Directions for this task: Reprint each record exactly. Pictures are not reprinted.

Recorded information:
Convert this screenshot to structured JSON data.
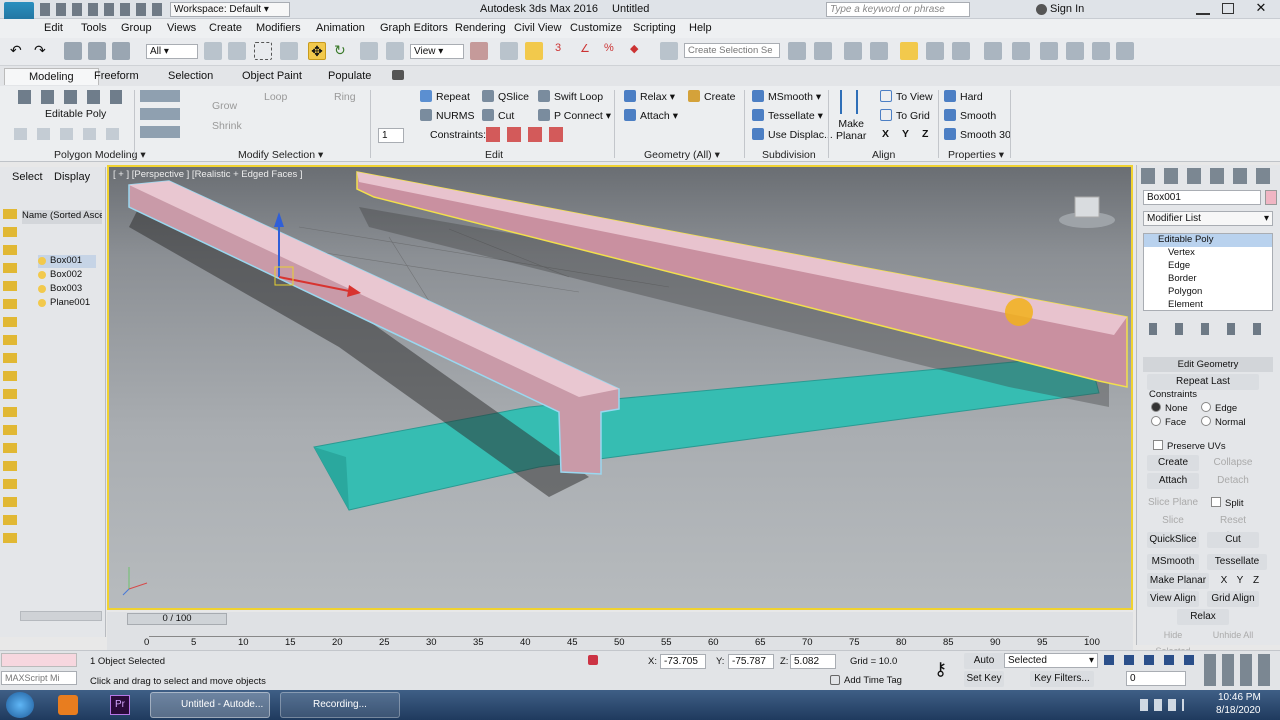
{
  "titlebar": {
    "workspace": "Workspace: Default",
    "app_title": "Autodesk 3ds Max 2016",
    "doc_title": "Untitled",
    "search_placeholder": "Type a keyword or phrase",
    "sign_in": "Sign In"
  },
  "menu": [
    "Edit",
    "Tools",
    "Group",
    "Views",
    "Create",
    "Modifiers",
    "Animation",
    "Graph Editors",
    "Rendering",
    "Civil View",
    "Customize",
    "Scripting",
    "Help"
  ],
  "toolbar": {
    "filter": "All",
    "ref_coord": "View",
    "selection_set_placeholder": "Create Selection Se"
  },
  "ribbon_tabs": [
    "Modeling",
    "Freeform",
    "Selection",
    "Object Paint",
    "Populate"
  ],
  "ribbon": {
    "editable_poly": "Editable Poly",
    "grow": "Grow",
    "shrink": "Shrink",
    "loop": "Loop",
    "ring": "Ring",
    "spinner_value": "1",
    "repeat": "Repeat",
    "qslice": "QSlice",
    "swift_loop": "Swift Loop",
    "nurms": "NURMS",
    "cut": "Cut",
    "p_connect": "P Connect",
    "constraints": "Constraints:",
    "relax": "Relax",
    "create": "Create",
    "attach": "Attach",
    "msmooth": "MSmooth",
    "tessellate": "Tessellate",
    "use_displac": "Use Displac...",
    "make_planar_1": "Make",
    "make_planar_2": "Planar",
    "to_view": "To View",
    "to_grid": "To Grid",
    "x": "X",
    "y": "Y",
    "z": "Z",
    "hard": "Hard",
    "smooth": "Smooth",
    "smooth30": "Smooth 30",
    "groups": [
      "Polygon Modeling",
      "Modify Selection",
      "Edit",
      "Geometry (All)",
      "Subdivision",
      "Align",
      "Properties"
    ]
  },
  "scene_explorer": {
    "tab_select": "Select",
    "tab_display": "Display",
    "header": "Name (Sorted Ascen",
    "items": [
      "Box001",
      "Box002",
      "Box003",
      "Plane001"
    ]
  },
  "viewport": {
    "label": "[ + ] [Perspective ] [Realistic + Edged Faces ]"
  },
  "command_panel": {
    "object_name": "Box001",
    "modifier_list": "Modifier List",
    "stack": [
      "Editable Poly",
      "Vertex",
      "Edge",
      "Border",
      "Polygon",
      "Element"
    ],
    "rollout_title": "Edit Geometry",
    "repeat_last": "Repeat Last",
    "constraints": "Constraints",
    "none": "None",
    "edge": "Edge",
    "face": "Face",
    "normal": "Normal",
    "preserve_uvs": "Preserve UVs",
    "create": "Create",
    "collapse": "Collapse",
    "attach": "Attach",
    "detach": "Detach",
    "slice_plane": "Slice Plane",
    "split": "Split",
    "slice": "Slice",
    "reset_plane": "Reset Plane",
    "quickslice": "QuickSlice",
    "cut": "Cut",
    "msmooth": "MSmooth",
    "tessellate": "Tessellate",
    "make_planar": "Make Planar",
    "x": "X",
    "y": "Y",
    "z": "Z",
    "view_align": "View Align",
    "grid_align": "Grid Align",
    "relax": "Relax",
    "hide_selected": "Hide Selected",
    "unhide_all": "Unhide All"
  },
  "timeline": {
    "frame": "0 / 100",
    "ticks": [
      "0",
      "5",
      "10",
      "15",
      "20",
      "25",
      "30",
      "35",
      "40",
      "45",
      "50",
      "55",
      "60",
      "65",
      "70",
      "75",
      "80",
      "85",
      "90",
      "95",
      "100"
    ]
  },
  "status": {
    "maxscript": "MAXScript Mi",
    "selected": "1 Object Selected",
    "prompt": "Click and drag to select and move objects",
    "x_label": "X:",
    "x": "-73.705",
    "y_label": "Y:",
    "y": "-75.787",
    "z_label": "Z:",
    "z": "5.082",
    "grid": "Grid = 10.0",
    "add_time_tag": "Add Time Tag",
    "auto_key": "Auto Key",
    "selected_dd": "Selected",
    "set_key": "Set Key",
    "key_filters": "Key Filters...",
    "frame_field": "0"
  },
  "taskbar": {
    "item1": "Untitled - Autode...",
    "item2": "Recording...",
    "time": "10:46 PM",
    "date": "8/18/2020"
  }
}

Written response:
Convert this screenshot to structured JSON data.
{
  "titlebar": {
    "workspace": "Workspace: Default",
    "app_title": "Autodesk 3ds Max 2016",
    "doc_title": "Untitled",
    "search_placeholder": "Type a keyword or phrase",
    "sign_in": "Sign In"
  },
  "menu": [
    "Edit",
    "Tools",
    "Group",
    "Views",
    "Create",
    "Modifiers",
    "Animation",
    "Graph Editors",
    "Rendering",
    "Civil View",
    "Customize",
    "Scripting",
    "Help"
  ],
  "toolbar": {
    "filter": "All",
    "ref_coord": "View",
    "selection_set_placeholder": "Create Selection Se"
  },
  "ribbon_tabs": [
    "Modeling",
    "Freeform",
    "Selection",
    "Object Paint",
    "Populate"
  ],
  "ribbon": {
    "editable_poly": "Editable Poly",
    "grow": "Grow",
    "shrink": "Shrink",
    "loop": "Loop",
    "ring": "Ring",
    "spinner_value": "1",
    "repeat": "Repeat",
    "qslice": "QSlice",
    "swift_loop": "Swift Loop",
    "nurms": "NURMS",
    "cut": "Cut",
    "p_connect": "P Connect",
    "constraints": "Constraints:",
    "relax": "Relax",
    "create": "Create",
    "attach": "Attach",
    "msmooth": "MSmooth",
    "tessellate": "Tessellate",
    "use_displac": "Use Displac...",
    "make_planar_1": "Make",
    "make_planar_2": "Planar",
    "to_view": "To View",
    "to_grid": "To Grid",
    "x": "X",
    "y": "Y",
    "z": "Z",
    "hard": "Hard",
    "smooth": "Smooth",
    "smooth30": "Smooth 30",
    "groups": [
      "Polygon Modeling",
      "Modify Selection",
      "Edit",
      "Geometry (All)",
      "Subdivision",
      "Align",
      "Properties"
    ]
  },
  "scene_explorer": {
    "tab_select": "Select",
    "tab_display": "Display",
    "header": "Name (Sorted Ascen",
    "items": [
      "Box001",
      "Box002",
      "Box003",
      "Plane001"
    ]
  },
  "viewport": {
    "label": "[ + ] [Perspective ] [Realistic + Edged Faces ]"
  },
  "command_panel": {
    "object_name": "Box001",
    "modifier_list": "Modifier List",
    "stack": [
      "Editable Poly",
      "Vertex",
      "Edge",
      "Border",
      "Polygon",
      "Element"
    ],
    "rollout_title": "Edit Geometry",
    "repeat_last": "Repeat Last",
    "constraints": "Constraints",
    "none": "None",
    "edge": "Edge",
    "face": "Face",
    "normal": "Normal",
    "preserve_uvs": "Preserve UVs",
    "create": "Create",
    "collapse": "Collapse",
    "attach": "Attach",
    "detach": "Detach",
    "slice_plane": "Slice Plane",
    "split": "Split",
    "slice": "Slice",
    "reset_plane": "Reset Plane",
    "quickslice": "QuickSlice",
    "cut": "Cut",
    "msmooth": "MSmooth",
    "tessellate": "Tessellate",
    "make_planar": "Make Planar",
    "x": "X",
    "y": "Y",
    "z": "Z",
    "view_align": "View Align",
    "grid_align": "Grid Align",
    "relax": "Relax",
    "hide_selected": "Hide Selected",
    "unhide_all": "Unhide All"
  },
  "timeline": {
    "frame": "0 / 100",
    "ticks": [
      "0",
      "5",
      "10",
      "15",
      "20",
      "25",
      "30",
      "35",
      "40",
      "45",
      "50",
      "55",
      "60",
      "65",
      "70",
      "75",
      "80",
      "85",
      "90",
      "95",
      "100"
    ]
  },
  "status": {
    "maxscript": "MAXScript Mi",
    "selected": "1 Object Selected",
    "prompt": "Click and drag to select and move objects",
    "x_label": "X:",
    "x": "-73.705",
    "y_label": "Y:",
    "y": "-75.787",
    "z_label": "Z:",
    "z": "5.082",
    "grid": "Grid = 10.0",
    "add_time_tag": "Add Time Tag",
    "auto_key": "Auto Key",
    "selected_dd": "Selected",
    "set_key": "Set Key",
    "key_filters": "Key Filters...",
    "frame_field": "0"
  },
  "taskbar": {
    "item1": "Untitled - Autode...",
    "item2": "Recording...",
    "time": "10:46 PM",
    "date": "8/18/2020"
  }
}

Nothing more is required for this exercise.